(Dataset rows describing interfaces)
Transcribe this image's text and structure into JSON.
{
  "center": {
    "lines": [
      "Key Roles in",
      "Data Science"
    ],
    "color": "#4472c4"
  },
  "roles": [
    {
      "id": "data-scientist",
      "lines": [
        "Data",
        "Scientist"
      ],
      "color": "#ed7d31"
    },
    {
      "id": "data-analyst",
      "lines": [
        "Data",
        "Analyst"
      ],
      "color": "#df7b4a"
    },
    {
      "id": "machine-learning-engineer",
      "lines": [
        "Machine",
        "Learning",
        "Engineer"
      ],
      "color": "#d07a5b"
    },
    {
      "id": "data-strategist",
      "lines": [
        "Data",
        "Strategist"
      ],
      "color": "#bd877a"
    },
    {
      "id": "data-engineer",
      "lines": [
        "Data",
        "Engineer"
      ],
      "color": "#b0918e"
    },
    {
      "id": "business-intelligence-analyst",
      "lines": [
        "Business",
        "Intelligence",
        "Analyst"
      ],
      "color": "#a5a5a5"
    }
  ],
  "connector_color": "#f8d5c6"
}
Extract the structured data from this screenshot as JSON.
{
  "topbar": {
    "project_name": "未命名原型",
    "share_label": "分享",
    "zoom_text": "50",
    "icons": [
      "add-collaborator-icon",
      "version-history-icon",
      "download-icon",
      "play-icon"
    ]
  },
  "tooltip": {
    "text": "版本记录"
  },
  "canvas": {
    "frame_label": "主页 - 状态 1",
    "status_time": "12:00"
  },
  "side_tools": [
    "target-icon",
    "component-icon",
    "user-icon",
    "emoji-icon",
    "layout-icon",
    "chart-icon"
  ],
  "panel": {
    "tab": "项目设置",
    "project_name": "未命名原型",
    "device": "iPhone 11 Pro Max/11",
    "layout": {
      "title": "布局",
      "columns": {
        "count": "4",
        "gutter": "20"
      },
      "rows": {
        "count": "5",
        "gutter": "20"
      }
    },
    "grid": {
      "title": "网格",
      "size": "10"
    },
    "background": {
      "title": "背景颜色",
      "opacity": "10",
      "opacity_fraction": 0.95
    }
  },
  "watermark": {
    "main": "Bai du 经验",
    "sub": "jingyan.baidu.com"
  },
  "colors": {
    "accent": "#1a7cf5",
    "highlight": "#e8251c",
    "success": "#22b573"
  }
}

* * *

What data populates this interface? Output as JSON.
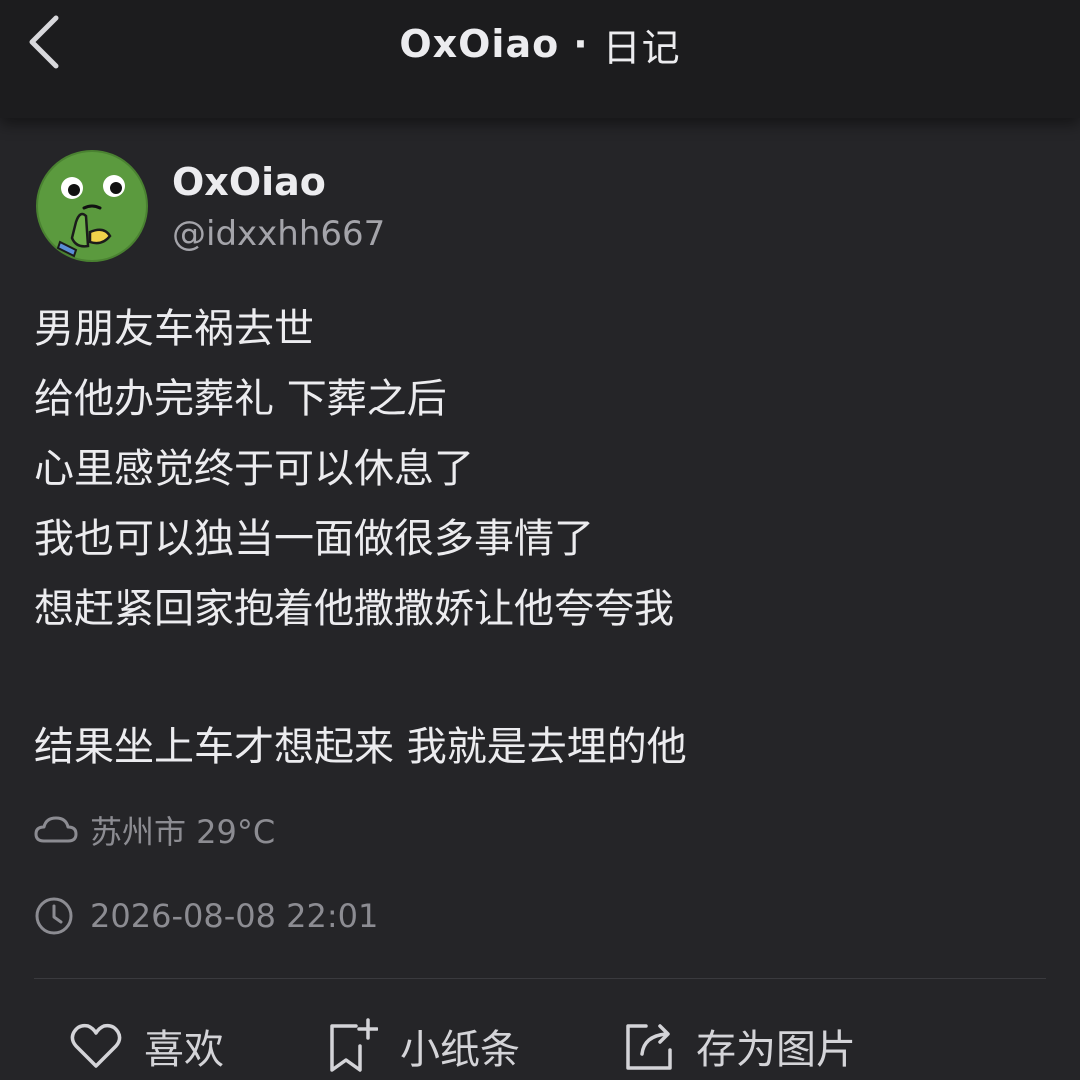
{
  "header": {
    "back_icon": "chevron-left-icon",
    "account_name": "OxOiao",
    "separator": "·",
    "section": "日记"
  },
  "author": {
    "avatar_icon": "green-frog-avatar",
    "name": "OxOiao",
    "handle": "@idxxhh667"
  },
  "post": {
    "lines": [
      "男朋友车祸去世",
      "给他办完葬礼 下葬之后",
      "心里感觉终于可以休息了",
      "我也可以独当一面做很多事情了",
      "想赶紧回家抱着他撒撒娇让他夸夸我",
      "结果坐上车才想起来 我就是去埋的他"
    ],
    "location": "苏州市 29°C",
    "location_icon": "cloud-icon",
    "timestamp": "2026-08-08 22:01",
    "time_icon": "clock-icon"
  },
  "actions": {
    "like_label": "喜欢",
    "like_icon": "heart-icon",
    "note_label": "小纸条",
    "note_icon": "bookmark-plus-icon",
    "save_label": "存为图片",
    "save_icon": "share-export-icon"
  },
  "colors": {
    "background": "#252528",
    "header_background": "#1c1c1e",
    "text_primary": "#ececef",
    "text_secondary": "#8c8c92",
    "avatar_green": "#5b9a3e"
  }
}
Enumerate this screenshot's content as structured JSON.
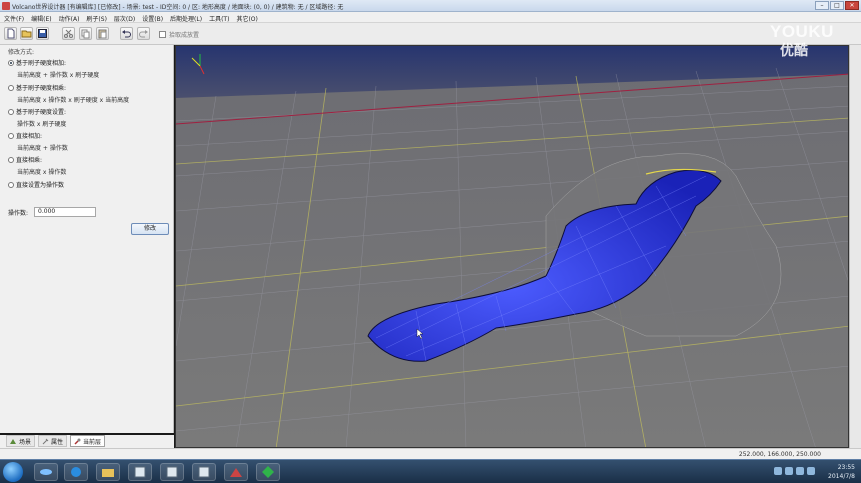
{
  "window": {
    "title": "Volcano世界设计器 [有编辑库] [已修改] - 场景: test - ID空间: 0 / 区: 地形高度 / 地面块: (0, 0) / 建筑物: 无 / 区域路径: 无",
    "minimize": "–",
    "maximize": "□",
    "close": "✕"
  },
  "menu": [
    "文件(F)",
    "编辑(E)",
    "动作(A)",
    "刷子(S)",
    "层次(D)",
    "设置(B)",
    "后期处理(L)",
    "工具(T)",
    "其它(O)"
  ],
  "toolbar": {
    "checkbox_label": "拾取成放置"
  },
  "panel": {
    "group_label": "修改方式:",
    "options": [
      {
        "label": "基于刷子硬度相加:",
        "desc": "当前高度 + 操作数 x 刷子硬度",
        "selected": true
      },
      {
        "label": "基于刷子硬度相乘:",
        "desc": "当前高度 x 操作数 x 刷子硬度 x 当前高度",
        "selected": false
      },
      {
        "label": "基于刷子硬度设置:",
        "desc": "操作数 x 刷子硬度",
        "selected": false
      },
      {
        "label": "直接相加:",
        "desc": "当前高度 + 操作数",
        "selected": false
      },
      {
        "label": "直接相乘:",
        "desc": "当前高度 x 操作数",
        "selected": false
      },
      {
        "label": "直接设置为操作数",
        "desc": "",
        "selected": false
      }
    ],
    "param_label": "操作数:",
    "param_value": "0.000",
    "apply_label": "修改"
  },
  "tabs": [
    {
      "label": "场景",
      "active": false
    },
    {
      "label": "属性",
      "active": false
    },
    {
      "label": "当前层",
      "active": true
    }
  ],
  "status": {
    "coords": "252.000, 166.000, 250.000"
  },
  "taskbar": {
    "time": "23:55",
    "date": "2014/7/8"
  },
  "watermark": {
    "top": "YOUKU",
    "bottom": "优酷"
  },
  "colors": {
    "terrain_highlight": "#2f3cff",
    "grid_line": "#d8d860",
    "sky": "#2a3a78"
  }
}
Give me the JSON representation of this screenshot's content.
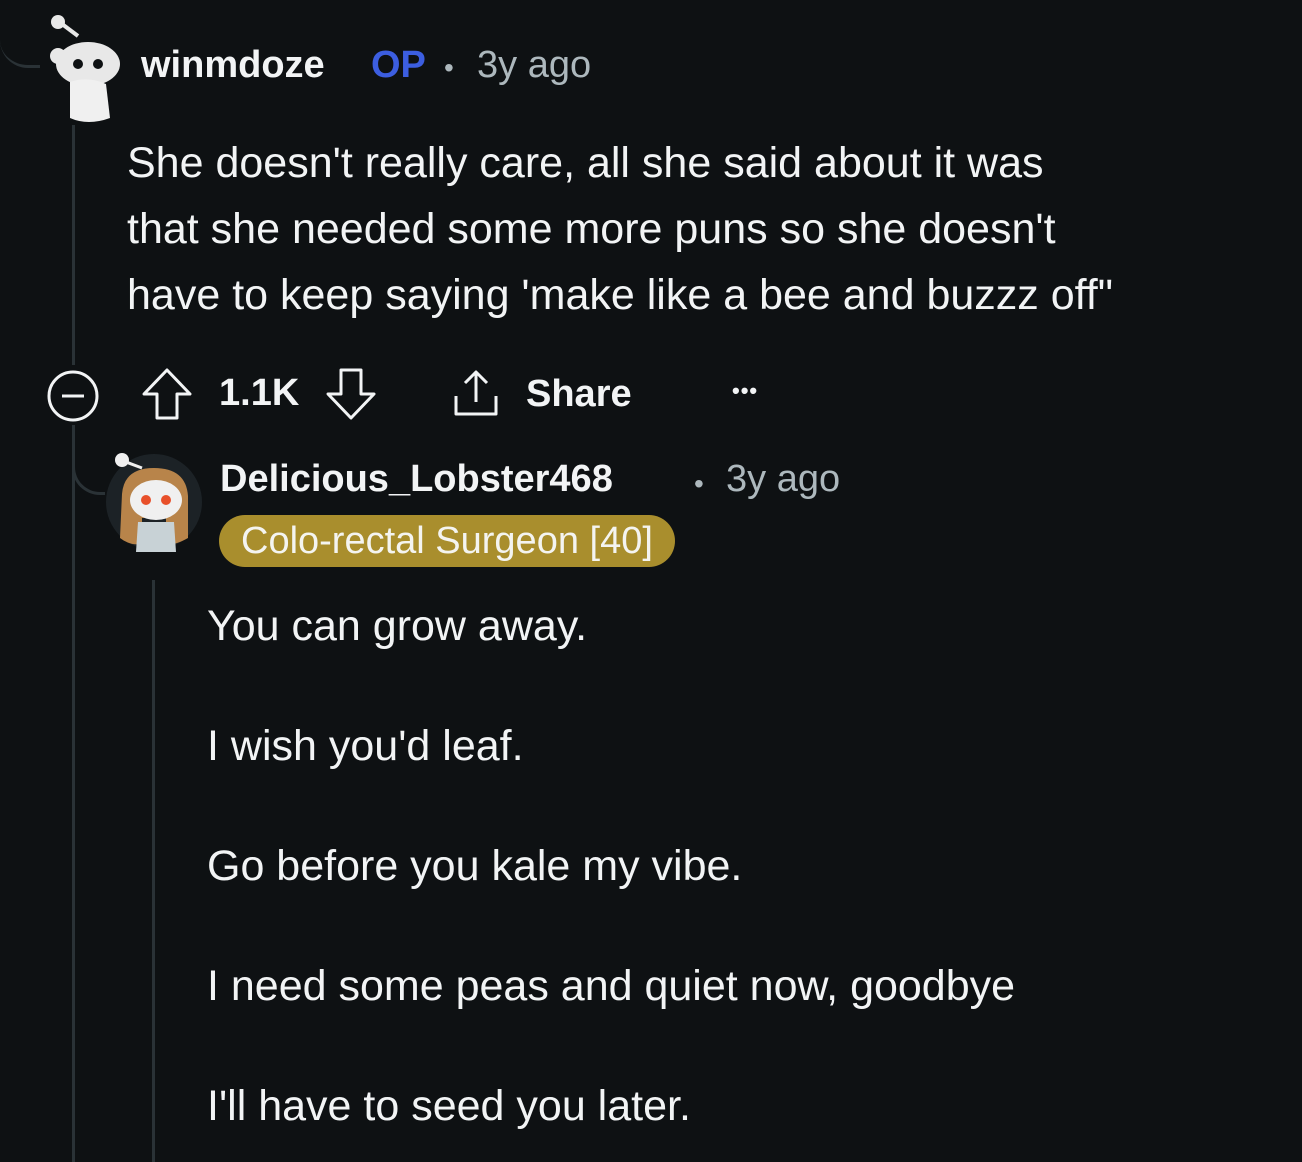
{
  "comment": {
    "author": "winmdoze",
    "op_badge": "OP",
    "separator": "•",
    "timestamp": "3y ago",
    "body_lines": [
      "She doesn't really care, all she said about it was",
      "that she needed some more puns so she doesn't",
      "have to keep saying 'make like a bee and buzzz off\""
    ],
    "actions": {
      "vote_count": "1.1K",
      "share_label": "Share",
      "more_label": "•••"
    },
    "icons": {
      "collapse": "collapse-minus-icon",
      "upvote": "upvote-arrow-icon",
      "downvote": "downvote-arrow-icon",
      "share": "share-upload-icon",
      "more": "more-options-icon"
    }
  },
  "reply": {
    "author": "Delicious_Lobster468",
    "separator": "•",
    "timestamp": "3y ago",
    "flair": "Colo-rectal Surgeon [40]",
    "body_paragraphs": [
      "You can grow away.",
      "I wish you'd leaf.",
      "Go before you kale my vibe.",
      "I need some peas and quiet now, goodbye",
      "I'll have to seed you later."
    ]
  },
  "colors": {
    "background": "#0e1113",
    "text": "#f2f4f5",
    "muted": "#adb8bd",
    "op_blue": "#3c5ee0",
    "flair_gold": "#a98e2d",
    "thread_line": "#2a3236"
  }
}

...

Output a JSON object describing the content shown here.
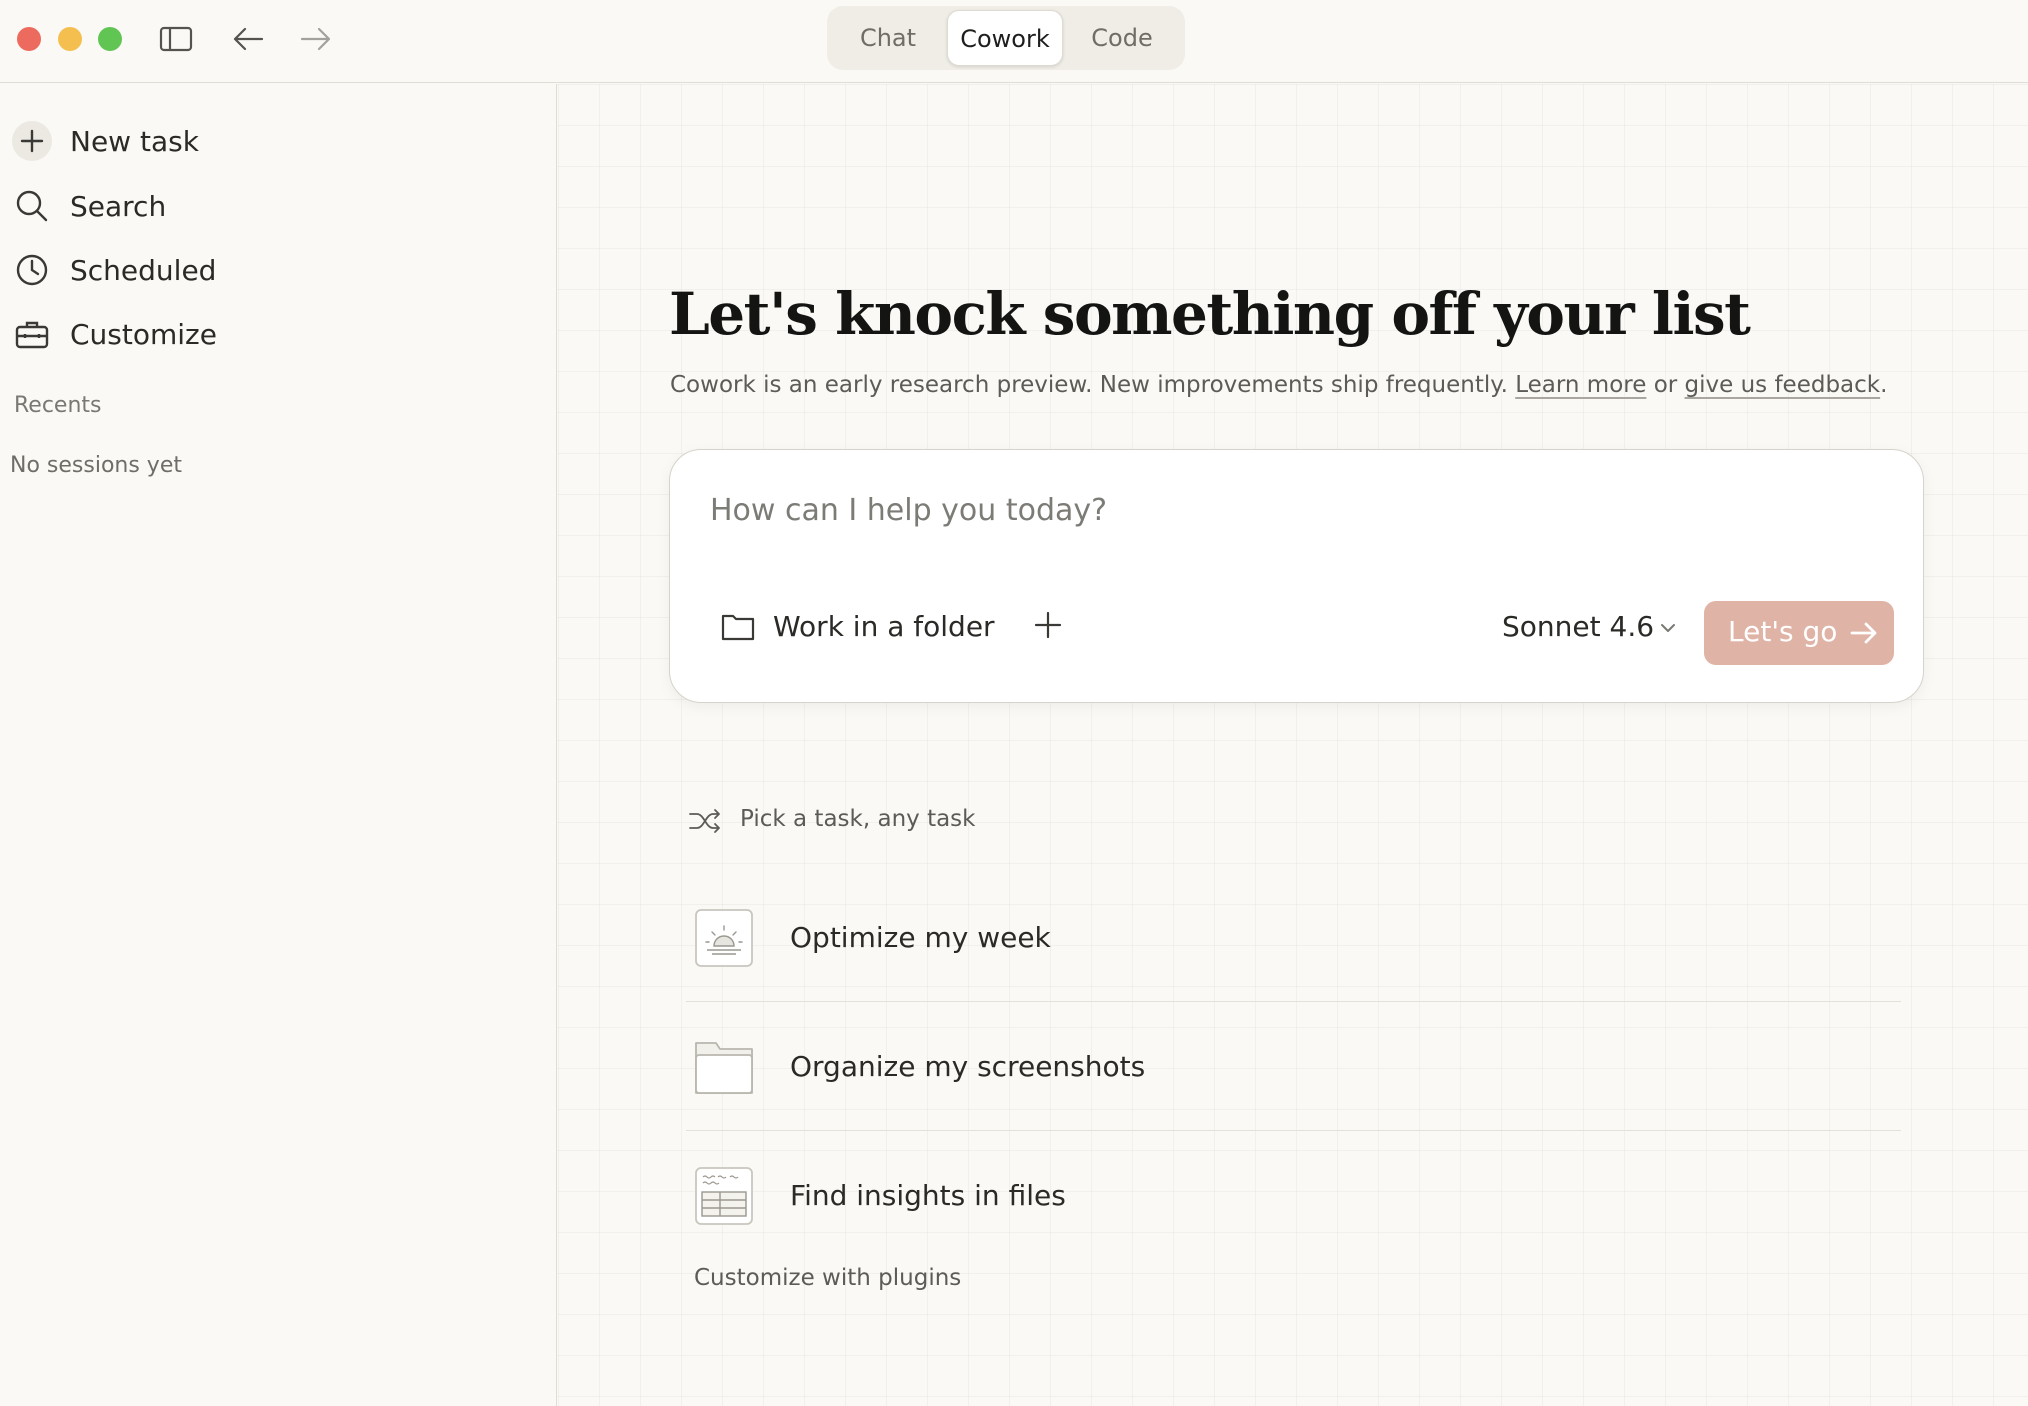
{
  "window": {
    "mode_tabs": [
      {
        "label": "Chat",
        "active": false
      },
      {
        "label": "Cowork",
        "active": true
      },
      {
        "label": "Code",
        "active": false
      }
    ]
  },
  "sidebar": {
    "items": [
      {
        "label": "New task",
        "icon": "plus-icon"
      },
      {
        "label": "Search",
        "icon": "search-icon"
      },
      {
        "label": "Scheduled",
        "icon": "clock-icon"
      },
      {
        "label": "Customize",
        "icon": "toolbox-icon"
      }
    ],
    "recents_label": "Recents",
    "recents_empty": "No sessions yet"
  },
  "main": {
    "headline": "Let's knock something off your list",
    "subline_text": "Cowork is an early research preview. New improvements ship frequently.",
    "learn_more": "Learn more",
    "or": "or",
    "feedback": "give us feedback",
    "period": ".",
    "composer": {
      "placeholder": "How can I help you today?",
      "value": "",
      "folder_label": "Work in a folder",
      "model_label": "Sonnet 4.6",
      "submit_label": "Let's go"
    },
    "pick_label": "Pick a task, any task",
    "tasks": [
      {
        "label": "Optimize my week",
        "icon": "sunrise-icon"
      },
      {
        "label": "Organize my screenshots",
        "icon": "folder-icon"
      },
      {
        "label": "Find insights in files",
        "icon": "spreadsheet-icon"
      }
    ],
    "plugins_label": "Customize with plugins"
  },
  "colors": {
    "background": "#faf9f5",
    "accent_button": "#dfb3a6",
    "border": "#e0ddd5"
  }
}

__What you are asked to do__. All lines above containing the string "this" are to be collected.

__Written reply__.
Transcribe this image's text and structure into JSON.
Extract the structured data from this screenshot as JSON.
What data populates this interface? Output as JSON.
Enumerate this screenshot's content as structured JSON.
Give me the JSON representation of this screenshot's content.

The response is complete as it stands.